(Entries from a dataset of interfaces)
*-*-*

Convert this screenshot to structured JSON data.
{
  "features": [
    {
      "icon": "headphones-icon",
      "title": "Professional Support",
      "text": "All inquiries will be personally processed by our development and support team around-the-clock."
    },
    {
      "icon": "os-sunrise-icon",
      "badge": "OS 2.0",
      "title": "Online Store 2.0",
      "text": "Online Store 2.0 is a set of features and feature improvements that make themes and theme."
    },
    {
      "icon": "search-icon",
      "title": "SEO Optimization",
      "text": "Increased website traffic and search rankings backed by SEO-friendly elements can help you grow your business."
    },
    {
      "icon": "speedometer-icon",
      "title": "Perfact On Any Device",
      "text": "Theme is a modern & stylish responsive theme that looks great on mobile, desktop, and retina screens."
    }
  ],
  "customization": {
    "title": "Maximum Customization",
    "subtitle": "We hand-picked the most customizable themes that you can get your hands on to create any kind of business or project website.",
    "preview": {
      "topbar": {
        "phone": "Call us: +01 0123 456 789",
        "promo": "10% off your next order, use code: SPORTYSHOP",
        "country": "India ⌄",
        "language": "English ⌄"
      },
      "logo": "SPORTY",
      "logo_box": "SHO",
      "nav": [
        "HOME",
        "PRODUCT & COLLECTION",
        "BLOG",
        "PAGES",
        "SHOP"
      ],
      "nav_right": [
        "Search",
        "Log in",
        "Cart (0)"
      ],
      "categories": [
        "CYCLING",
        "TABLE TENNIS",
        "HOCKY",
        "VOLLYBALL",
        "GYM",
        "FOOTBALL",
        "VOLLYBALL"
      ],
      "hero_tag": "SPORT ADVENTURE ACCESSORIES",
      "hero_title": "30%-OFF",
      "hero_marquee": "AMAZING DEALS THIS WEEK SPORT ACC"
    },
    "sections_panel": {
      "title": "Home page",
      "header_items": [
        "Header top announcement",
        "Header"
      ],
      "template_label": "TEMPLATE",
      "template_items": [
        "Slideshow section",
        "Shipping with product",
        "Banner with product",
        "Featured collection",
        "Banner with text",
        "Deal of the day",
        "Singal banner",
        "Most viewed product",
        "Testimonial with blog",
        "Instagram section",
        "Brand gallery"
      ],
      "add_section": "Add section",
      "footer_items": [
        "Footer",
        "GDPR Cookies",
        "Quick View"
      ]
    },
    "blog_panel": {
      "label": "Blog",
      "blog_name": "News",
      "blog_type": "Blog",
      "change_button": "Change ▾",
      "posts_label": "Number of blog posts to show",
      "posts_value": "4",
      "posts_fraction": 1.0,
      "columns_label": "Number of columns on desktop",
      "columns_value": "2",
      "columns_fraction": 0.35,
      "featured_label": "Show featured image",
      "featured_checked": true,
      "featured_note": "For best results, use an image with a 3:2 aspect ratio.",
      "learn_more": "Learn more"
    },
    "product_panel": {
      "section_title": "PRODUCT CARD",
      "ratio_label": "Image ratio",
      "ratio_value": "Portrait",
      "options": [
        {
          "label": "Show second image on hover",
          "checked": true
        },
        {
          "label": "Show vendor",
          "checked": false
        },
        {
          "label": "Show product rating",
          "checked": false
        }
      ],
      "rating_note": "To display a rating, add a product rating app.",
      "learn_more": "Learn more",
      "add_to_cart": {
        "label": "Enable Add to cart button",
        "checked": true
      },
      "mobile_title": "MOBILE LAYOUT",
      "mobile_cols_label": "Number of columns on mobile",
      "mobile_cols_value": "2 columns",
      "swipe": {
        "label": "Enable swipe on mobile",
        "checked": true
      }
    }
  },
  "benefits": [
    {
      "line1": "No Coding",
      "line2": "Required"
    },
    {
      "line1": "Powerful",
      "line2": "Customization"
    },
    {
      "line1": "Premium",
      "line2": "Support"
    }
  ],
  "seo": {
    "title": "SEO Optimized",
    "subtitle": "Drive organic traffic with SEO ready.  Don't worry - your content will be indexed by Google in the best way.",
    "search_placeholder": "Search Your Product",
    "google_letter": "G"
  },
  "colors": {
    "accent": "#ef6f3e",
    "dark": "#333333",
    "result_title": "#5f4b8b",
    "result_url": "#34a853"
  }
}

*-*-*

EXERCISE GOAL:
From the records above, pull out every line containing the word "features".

EXPECTED ANSWER:
  "features": [
      "text": "Online Store 2.0 is a set of features and feature improvements that make themes and theme."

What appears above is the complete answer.